  • Consider communication channels: How will you communicate with your social media influencers? Will you add them to a communication platform like Slack, or will you do everything via email? Think about what works best for you and your influencers.
  • Manage content: Use Dash as a central dashboard to collect influencer content before it goes live. Your influencers can submit their images or videos to Dash and you can quickly decide if you want to keep or discard the content. It’s also a great way to keep everything in one place for easy future use.


6. Track and measure results

Most social media platforms have built-in insights or branded content tools that automatically track your efforts. Go back to your campaign goals to determine which metrics you should be tracking and stay on top of them. Weekly is ideal, but monthly is probably more realistic.

If you want to track who’s bought what from which influencer, use tactics like coupon codes and unique links. These will track the results from each individual influencer, which is particularly useful if you’re working with a handful of influencers on the same campaign.

4 ecommerce influencer campaign examples

1. Athleta on TikTok

Athleta partners with influencers to promote its clothing. In the video, fittybritty shares outfit inspiration using Athleta clothing with her 259,000 followers. It’s generated over 7,500 likes and started a convo about the clothing brand.

@fittybritty #salutationstash Tights from @Athleta = my daily uniform these days! Perf for errands, walks w/Mango, & a sweat sesh! #powerofshe #athletapartner ♬ I Can Feel It v3 - Nick Sena and Danny Echevarria  

2. Lazy Oaf on Instagram

Clothing brand Lazy Oaf partnered with Marzia Kjellberg for a guide to Brighton. With 8.3 million followers, it’s clear that working with Marzia was going to get the brand some serious reach. The post received over 7,500 likes.

Lazy Oaf x Marzia Kjellberg

3. Barefoot Dreams and MeUndies on Twitter

Barefoot Dreams and MeUndies paired up with the Merrell Twins for this influencer post on Twitter. The duo has over 230,000 followers on Twitter and this post about their cosy evening in generated over 1,000 likes and 50 retweets for the two brands.

Merrel Twins influencers on Twitter

4. Tower 28 and Foreo on YouTube

Unboxing videos are huge on YouTube, with tons of influencers sharing their latest “hauls” wither their audiences. In this one, mega-influencer Laura Lee shows off products from brands like Tower 28 and Foreo.


Create successful influencer marketing campaigns every single time

Like any marketing campaign, influencer campaigns work best when they’re planned in advance and align with your overall business goals.

Remember: influencers don’t have to be big-name celebs. They can be small, niche accounts with followings that align with your brand, or even your very own customers. Explore different ways of working with influencers to determine what method works best for you, your brand, and your audience.

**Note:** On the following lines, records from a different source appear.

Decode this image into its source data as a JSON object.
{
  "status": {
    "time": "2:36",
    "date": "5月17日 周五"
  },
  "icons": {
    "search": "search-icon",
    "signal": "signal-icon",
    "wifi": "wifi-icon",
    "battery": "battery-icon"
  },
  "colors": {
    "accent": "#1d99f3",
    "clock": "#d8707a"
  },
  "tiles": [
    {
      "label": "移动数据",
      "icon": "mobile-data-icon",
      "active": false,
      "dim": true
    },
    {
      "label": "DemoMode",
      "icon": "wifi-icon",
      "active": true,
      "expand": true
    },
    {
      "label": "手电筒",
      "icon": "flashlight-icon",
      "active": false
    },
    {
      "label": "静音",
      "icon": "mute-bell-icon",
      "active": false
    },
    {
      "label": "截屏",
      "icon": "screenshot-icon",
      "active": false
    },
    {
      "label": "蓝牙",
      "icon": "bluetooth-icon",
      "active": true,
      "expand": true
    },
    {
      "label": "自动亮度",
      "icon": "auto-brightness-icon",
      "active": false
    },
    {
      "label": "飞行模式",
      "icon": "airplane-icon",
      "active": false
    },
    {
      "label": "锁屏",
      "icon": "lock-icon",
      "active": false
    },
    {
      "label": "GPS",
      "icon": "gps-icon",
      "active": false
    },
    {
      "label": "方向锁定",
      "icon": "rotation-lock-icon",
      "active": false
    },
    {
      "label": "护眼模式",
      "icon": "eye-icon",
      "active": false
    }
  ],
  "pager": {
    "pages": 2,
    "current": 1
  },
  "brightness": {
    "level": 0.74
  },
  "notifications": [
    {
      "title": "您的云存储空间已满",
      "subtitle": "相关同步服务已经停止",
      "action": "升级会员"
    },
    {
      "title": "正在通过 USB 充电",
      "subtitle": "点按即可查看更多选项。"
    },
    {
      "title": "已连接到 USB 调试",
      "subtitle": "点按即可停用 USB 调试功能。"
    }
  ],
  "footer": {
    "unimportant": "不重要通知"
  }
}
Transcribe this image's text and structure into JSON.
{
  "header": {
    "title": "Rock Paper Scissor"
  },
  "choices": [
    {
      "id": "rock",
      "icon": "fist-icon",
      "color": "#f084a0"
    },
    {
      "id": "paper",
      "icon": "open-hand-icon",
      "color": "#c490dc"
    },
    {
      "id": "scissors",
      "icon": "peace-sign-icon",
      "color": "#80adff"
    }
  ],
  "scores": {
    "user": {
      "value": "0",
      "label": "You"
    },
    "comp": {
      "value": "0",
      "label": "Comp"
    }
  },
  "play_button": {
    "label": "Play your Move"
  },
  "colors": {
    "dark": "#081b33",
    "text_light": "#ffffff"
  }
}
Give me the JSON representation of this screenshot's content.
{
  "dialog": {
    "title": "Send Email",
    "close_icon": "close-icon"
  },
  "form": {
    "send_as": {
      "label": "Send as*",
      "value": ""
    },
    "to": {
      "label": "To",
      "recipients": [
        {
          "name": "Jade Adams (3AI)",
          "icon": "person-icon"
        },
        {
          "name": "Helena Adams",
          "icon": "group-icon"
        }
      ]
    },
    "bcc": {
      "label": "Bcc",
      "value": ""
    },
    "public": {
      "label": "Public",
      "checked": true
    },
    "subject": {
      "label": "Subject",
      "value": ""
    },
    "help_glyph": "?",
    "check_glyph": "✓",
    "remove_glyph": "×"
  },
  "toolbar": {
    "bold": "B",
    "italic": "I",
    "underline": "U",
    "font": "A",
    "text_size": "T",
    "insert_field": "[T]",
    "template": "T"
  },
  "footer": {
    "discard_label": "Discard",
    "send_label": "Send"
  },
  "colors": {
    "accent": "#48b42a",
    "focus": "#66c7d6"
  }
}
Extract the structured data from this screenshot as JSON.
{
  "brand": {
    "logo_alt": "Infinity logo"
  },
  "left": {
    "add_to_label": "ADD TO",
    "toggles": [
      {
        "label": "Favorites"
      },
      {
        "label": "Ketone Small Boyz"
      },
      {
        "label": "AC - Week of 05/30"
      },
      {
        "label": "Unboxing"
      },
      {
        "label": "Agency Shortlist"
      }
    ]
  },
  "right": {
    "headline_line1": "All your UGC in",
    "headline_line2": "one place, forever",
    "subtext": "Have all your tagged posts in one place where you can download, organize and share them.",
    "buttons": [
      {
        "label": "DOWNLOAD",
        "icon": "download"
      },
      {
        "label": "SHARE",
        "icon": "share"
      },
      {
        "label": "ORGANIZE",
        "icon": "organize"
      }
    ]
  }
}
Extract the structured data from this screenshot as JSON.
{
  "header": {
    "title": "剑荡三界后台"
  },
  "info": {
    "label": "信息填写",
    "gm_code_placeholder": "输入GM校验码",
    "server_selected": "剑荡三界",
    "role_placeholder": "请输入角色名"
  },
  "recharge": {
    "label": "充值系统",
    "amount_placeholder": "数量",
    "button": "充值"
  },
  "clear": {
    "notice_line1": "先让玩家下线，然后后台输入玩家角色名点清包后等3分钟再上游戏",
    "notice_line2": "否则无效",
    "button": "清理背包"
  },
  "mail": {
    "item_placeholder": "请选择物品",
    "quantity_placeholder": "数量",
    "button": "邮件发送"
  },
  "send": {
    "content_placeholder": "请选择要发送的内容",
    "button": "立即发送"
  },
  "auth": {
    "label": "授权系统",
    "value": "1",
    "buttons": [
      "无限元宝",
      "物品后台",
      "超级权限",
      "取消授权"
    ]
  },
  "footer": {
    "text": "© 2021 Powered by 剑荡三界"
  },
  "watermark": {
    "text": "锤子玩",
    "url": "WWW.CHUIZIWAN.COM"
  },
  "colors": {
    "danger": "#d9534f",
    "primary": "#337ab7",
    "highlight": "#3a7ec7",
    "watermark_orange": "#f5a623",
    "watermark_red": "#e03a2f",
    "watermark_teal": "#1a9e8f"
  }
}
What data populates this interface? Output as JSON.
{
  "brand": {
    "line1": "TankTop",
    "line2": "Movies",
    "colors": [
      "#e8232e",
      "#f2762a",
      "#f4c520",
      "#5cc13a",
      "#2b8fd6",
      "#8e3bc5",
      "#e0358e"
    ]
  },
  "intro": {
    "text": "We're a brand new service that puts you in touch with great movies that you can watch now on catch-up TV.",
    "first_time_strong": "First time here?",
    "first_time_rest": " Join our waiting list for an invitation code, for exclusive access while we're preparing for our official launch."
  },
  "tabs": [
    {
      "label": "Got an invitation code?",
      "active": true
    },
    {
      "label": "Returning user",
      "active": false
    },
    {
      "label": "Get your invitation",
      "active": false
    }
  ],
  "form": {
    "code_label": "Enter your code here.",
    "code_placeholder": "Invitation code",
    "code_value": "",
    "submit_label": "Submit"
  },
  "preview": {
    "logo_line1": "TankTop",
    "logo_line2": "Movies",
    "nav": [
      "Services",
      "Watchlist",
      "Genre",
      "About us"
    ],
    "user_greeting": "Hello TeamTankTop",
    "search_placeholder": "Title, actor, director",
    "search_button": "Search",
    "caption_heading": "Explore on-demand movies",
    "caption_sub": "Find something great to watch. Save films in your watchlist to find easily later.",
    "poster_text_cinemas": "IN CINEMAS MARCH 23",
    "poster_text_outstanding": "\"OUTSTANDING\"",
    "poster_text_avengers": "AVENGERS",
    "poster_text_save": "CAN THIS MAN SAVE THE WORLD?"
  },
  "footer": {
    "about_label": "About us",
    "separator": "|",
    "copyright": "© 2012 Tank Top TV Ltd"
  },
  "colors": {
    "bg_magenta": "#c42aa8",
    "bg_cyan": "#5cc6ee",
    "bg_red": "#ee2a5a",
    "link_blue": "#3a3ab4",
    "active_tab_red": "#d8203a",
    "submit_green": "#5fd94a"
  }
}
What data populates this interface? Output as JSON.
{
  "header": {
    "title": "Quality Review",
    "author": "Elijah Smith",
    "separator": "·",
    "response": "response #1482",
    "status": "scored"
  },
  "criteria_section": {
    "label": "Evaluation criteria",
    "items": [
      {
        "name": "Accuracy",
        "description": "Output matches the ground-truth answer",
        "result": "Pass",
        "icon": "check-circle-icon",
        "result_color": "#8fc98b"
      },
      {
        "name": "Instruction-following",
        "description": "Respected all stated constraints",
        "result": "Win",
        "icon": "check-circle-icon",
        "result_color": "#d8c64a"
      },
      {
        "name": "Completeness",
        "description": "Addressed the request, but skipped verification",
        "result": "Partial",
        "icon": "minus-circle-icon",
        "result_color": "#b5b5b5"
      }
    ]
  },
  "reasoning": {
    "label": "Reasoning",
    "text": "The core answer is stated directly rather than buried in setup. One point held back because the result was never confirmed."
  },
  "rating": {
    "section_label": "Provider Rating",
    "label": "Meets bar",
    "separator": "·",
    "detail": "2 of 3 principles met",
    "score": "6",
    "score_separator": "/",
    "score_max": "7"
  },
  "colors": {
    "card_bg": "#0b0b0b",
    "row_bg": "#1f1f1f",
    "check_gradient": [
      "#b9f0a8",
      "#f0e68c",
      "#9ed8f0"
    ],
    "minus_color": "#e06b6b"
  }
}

While you’re at it, don’t forget to use Dash to approve influencer content and create a library of images and videos to use across channels and future marketing campaigns. Happy influencing!

Lizzie Davey

Lizzie Davey writes for ecommerce and marketing SaaS brands. She helps create B2B content strategies and is the Founder of Copy Revival and Freelance Magic.

Read more about
Lizzie Davey

Create the home for your brand's visual content

Speed up the time it takes to get content in front of customers. Upload images and video to Dash. Then send them out to your channels in a few clicks.

Start your free trial - no credit card needed

Search and filter for content in Dash